Garth Heutel

Associate Professor of Economics and Faculty Research Fellow, Georgia State University
Faculty Research Fellow, National Bureau of Economic Research
Chapter Member: Georgia SSN
Areas of Expertise:

About Garth

Garth Heutel is an Associate Professor of Economics in the Andrew Young School of Policy Studies at Georgia State University and a Research Associate at the National Bureau of Economic Research. He studies energy and environmental policy, behavioral economics, public economics, and the economics of nonprofit organizations. His research has been published in the American Economic Review, Review of Economics and Statistics, Journal of Public Economics, The Economic Journal, Journal of Environmental Economics and Management, and elsewhere. He earned his PhD at the University of Texas at Austin.


No Jargon Podcast

In the News

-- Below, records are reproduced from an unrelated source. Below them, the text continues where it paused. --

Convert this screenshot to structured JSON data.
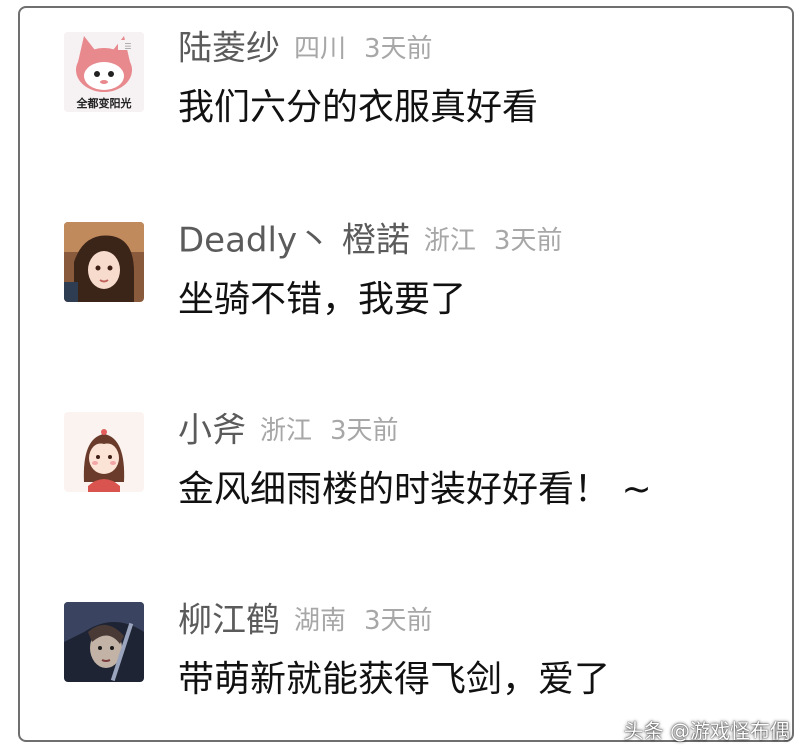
{
  "comments": [
    {
      "username": "陆菱纱",
      "location": "四川",
      "time": "3天前",
      "text": "我们六分的衣服真好看",
      "avatar": "kuromi-avatar-icon"
    },
    {
      "username": "Deadly丶 橙諾",
      "location": "浙江",
      "time": "3天前",
      "text": "坐骑不错，我要了",
      "avatar": "anime-girl-avatar-icon"
    },
    {
      "username": "小斧",
      "location": "浙江",
      "time": "3天前",
      "text": "金风细雨楼的时装好好看！ ~",
      "avatar": "cartoon-girl-avatar-icon"
    },
    {
      "username": "柳江鹤",
      "location": "湖南",
      "time": "3天前",
      "text": "带萌新就能获得飞剑，爱了",
      "avatar": "warrior-avatar-icon"
    }
  ],
  "avatar1_caption": "全都变阳光",
  "watermark": "头条 @游戏怪布偶"
}
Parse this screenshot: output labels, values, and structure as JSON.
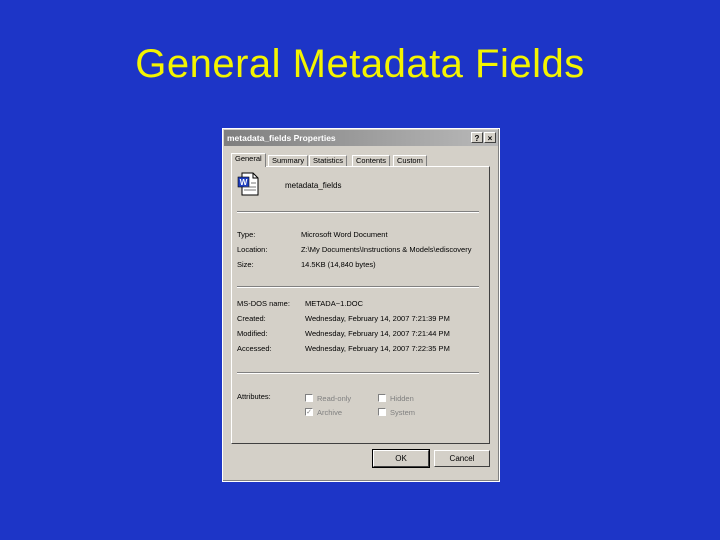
{
  "slide": {
    "title": "General Metadata Fields"
  },
  "dialog": {
    "title": "metadata_fields Properties",
    "help_label": "?",
    "close_label": "×",
    "tabs": [
      {
        "label": "General"
      },
      {
        "label": "Summary"
      },
      {
        "label": "Statistics"
      },
      {
        "label": "Contents"
      },
      {
        "label": "Custom"
      }
    ],
    "file": {
      "name": "metadata_fields",
      "icon": "word-document-icon",
      "icon_glyph": "W"
    },
    "props1": [
      {
        "label": "Type:",
        "value": "Microsoft Word Document"
      },
      {
        "label": "Location:",
        "value": "Z:\\My Documents\\Instructions & Models\\ediscovery"
      },
      {
        "label": "Size:",
        "value": "14.5KB (14,840 bytes)"
      }
    ],
    "props2": [
      {
        "label": "MS-DOS name:",
        "value": "METADA~1.DOC"
      },
      {
        "label": "Created:",
        "value": "Wednesday, February 14, 2007 7:21:39 PM"
      },
      {
        "label": "Modified:",
        "value": "Wednesday, February 14, 2007 7:21:44 PM"
      },
      {
        "label": "Accessed:",
        "value": "Wednesday, February 14, 2007 7:22:35 PM"
      }
    ],
    "attributes": {
      "label": "Attributes:",
      "items": [
        {
          "label": "Read-only",
          "checked": false
        },
        {
          "label": "Hidden",
          "checked": false
        },
        {
          "label": "Archive",
          "checked": true
        },
        {
          "label": "System",
          "checked": false
        }
      ],
      "check_glyph": "✓"
    },
    "buttons": {
      "ok": "OK",
      "cancel": "Cancel"
    }
  }
}
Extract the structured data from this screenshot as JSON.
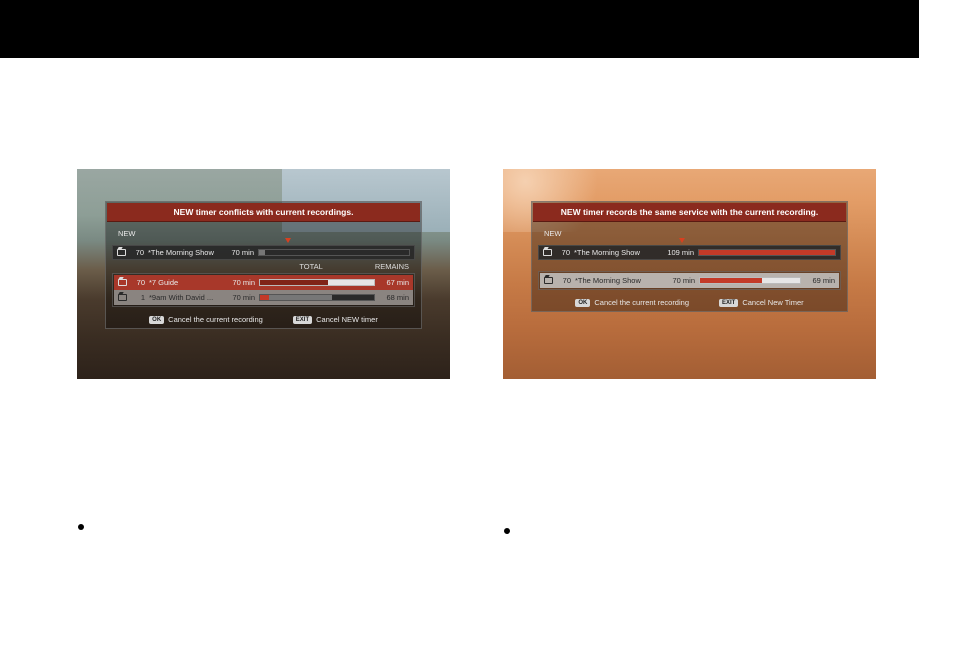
{
  "left": {
    "header": "NEW timer conflicts with current recordings.",
    "new_label": "NEW",
    "new_row": {
      "channel": "70",
      "name": "*The Morning Show",
      "duration": "70 min"
    },
    "th_total": "TOTAL",
    "th_remains": "REMAINS",
    "rows": [
      {
        "channel": "70",
        "name": "*7 Guide",
        "duration": "70 min",
        "remain": "67 min"
      },
      {
        "channel": "1",
        "name": "*9am With David ...",
        "duration": "70 min",
        "remain": "68 min"
      }
    ],
    "footer": {
      "ok_btn": "OK",
      "ok_label": "Cancel the current recording",
      "exit_btn": "EXIT",
      "exit_label": "Cancel NEW timer"
    }
  },
  "right": {
    "header": "NEW timer records the same service with the current recording.",
    "new_label": "NEW",
    "new_row": {
      "channel": "70",
      "name": "*The Morning Show",
      "duration": "109 min"
    },
    "row": {
      "channel": "70",
      "name": "*The Morning Show",
      "duration": "70 min",
      "remain": "69 min"
    },
    "footer": {
      "ok_btn": "OK",
      "ok_label": "Cancel the current recording",
      "exit_btn": "EXIT",
      "exit_label": "Cancel New Timer"
    }
  }
}
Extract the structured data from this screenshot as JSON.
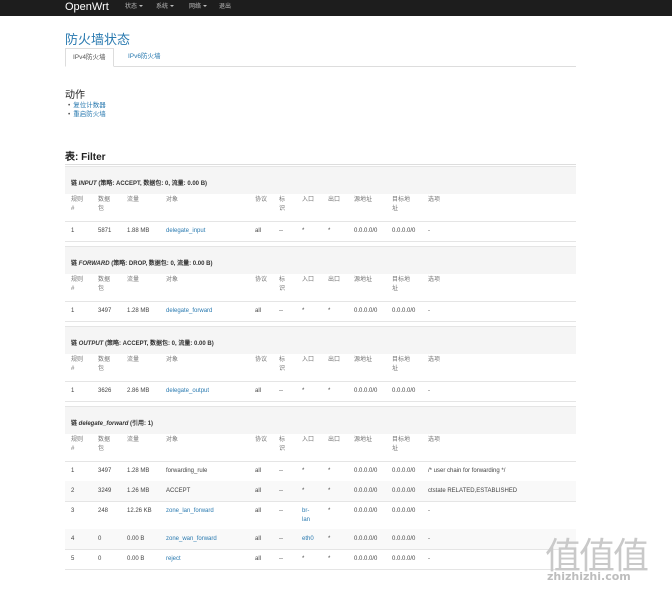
{
  "navbar": {
    "brand": "OpenWrt",
    "menu": [
      "状态",
      "系统",
      "网络",
      "退出"
    ]
  },
  "page_title": "防火墙状态",
  "tabs": [
    "IPv4防火墙",
    "IPv6防火墙"
  ],
  "actions": {
    "heading": "动作",
    "items": [
      "复位计数器",
      "重启防火墙"
    ]
  },
  "filter_heading": "表: Filter",
  "table_headers": {
    "rule": [
      "规则",
      "#"
    ],
    "packets": [
      "数据",
      "包"
    ],
    "traffic": "流量",
    "target": "对象",
    "proto": "协议",
    "flags": [
      "标",
      "识"
    ],
    "in": "入口",
    "out": "出口",
    "source": "源地址",
    "dest": [
      "目标地",
      "址"
    ],
    "options": "选项"
  },
  "chains": [
    {
      "title_name": "INPUT",
      "title_rest": "(策略: ACCEPT, 数据包: 0, 流量: 0.00 B)",
      "rows": [
        {
          "num": "1",
          "pkts": "5871",
          "traffic": "1.88 MB",
          "target": "delegate_input",
          "target_link": true,
          "proto": "all",
          "flags": "--",
          "in": "*",
          "out": "*",
          "src": "0.0.0.0/0",
          "dst": "0.0.0.0/0",
          "opt": "-"
        }
      ]
    },
    {
      "title_name": "FORWARD",
      "title_rest": "(策略: DROP, 数据包: 0, 流量: 0.00 B)",
      "rows": [
        {
          "num": "1",
          "pkts": "3497",
          "traffic": "1.28 MB",
          "target": "delegate_forward",
          "target_link": true,
          "proto": "all",
          "flags": "--",
          "in": "*",
          "out": "*",
          "src": "0.0.0.0/0",
          "dst": "0.0.0.0/0",
          "opt": "-"
        }
      ]
    },
    {
      "title_name": "OUTPUT",
      "title_rest": "(策略: ACCEPT, 数据包: 0, 流量: 0.00 B)",
      "rows": [
        {
          "num": "1",
          "pkts": "3626",
          "traffic": "2.86 MB",
          "target": "delegate_output",
          "target_link": true,
          "proto": "all",
          "flags": "--",
          "in": "*",
          "out": "*",
          "src": "0.0.0.0/0",
          "dst": "0.0.0.0/0",
          "opt": "-"
        }
      ]
    },
    {
      "title_name": "delegate_forward",
      "title_rest": "(引用: 1)",
      "rows": [
        {
          "num": "1",
          "pkts": "3497",
          "traffic": "1.28 MB",
          "target": "forwarding_rule",
          "target_link": false,
          "proto": "all",
          "flags": "--",
          "in": "*",
          "out": "*",
          "src": "0.0.0.0/0",
          "dst": "0.0.0.0/0",
          "opt": "/* user chain for forwarding */"
        },
        {
          "num": "2",
          "pkts": "3249",
          "traffic": "1.26 MB",
          "target": "ACCEPT",
          "target_link": false,
          "proto": "all",
          "flags": "--",
          "in": "*",
          "out": "*",
          "src": "0.0.0.0/0",
          "dst": "0.0.0.0/0",
          "opt": "ctstate RELATED,ESTABLISHED"
        },
        {
          "num": "3",
          "pkts": "248",
          "traffic": "12.26 KB",
          "target": "zone_lan_forward",
          "target_link": true,
          "proto": "all",
          "flags": "--",
          "in": "br-lan",
          "in_link": true,
          "out": "*",
          "src": "0.0.0.0/0",
          "dst": "0.0.0.0/0",
          "opt": "-"
        },
        {
          "num": "4",
          "pkts": "0",
          "traffic": "0.00 B",
          "target": "zone_wan_forward",
          "target_link": true,
          "proto": "all",
          "flags": "--",
          "in": "eth0",
          "in_link": true,
          "out": "*",
          "src": "0.0.0.0/0",
          "dst": "0.0.0.0/0",
          "opt": "-"
        },
        {
          "num": "5",
          "pkts": "0",
          "traffic": "0.00 B",
          "target": "reject",
          "target_link": true,
          "proto": "all",
          "flags": "--",
          "in": "*",
          "out": "*",
          "src": "0.0.0.0/0",
          "dst": "0.0.0.0/0",
          "opt": "-"
        }
      ]
    }
  ],
  "watermark": {
    "chars": "值值值",
    "url": "zhizhizhi.com"
  },
  "colors": {
    "accent": "#2a7ab0",
    "navbar": "#1d1d1d"
  }
}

Opinion: "Americans Got to Vote on Lots of Energy Measures in 2018 – and Mostly Rejected Them," Garth Heutel, The Conversation, November 9, 2018.
Opinion: "Climate Change and Weather Extremes: Both Heat and Cold Can Kill," Garth Heutel (with David Molitor and Nolan Miller), The Conversation, January 19, 2018.
Guest on The Academic Minute, February 11, 2016.
Opinion: "Can Solar Geoengineering be Part of Responsible Climate Policy?," Garth Heutel, The Conversation, December 4, 2015.
Quoted by in "Tesla Expanding Georgia Presence," WABE (Atlanta NPR), October 30, 2014.


"Climate Engineering Economics" (with Juan Moreno-Cruz and Katherine Ricke). Annual Review of Resource Economics 8 (forthcoming).

Summarizes the state of the literature on economic analysis of geoengineering and climate policy.

"Plant Vintages, Grandfathering, and Environmental Policy" Journal of Environmental Economics and Management 61, no. 1 (2011): 36-51.

Models how grandfathering in the Clean Air Act affects the decisions of electricity-generating plant owners and pollution for fossil-fuel-fired plants. 

"Optimal Policy Instruments for Externality-Producing Durable Goods under Present Bias" Journal of Environmental Economics and Management 72 (2015): 54-70.

Derives policy solutions for polluting goods like cars when consumers exhibit a behavioral bias affecting their intertemporal choices.

"The General Equilibrium Incidence of Environmental Mandates" (with Don Fullerton). American Economic Journal: Economic Policy 2, no. 3 (2010): 64-89.

​Demonstrates the distributional impacts of a wide range of environmental policies, focusing on how they affect firms' input demands and input prices.

"Impatience, Incentives, and Obesity" (with Charles Courtemanche and Patrick McAlvanah). The Economic Journal 125, no. 582 (2015): 1-31.

Shows how patience and food prices interact to explain the growth in obesity rates in the U.S. over the last several decades.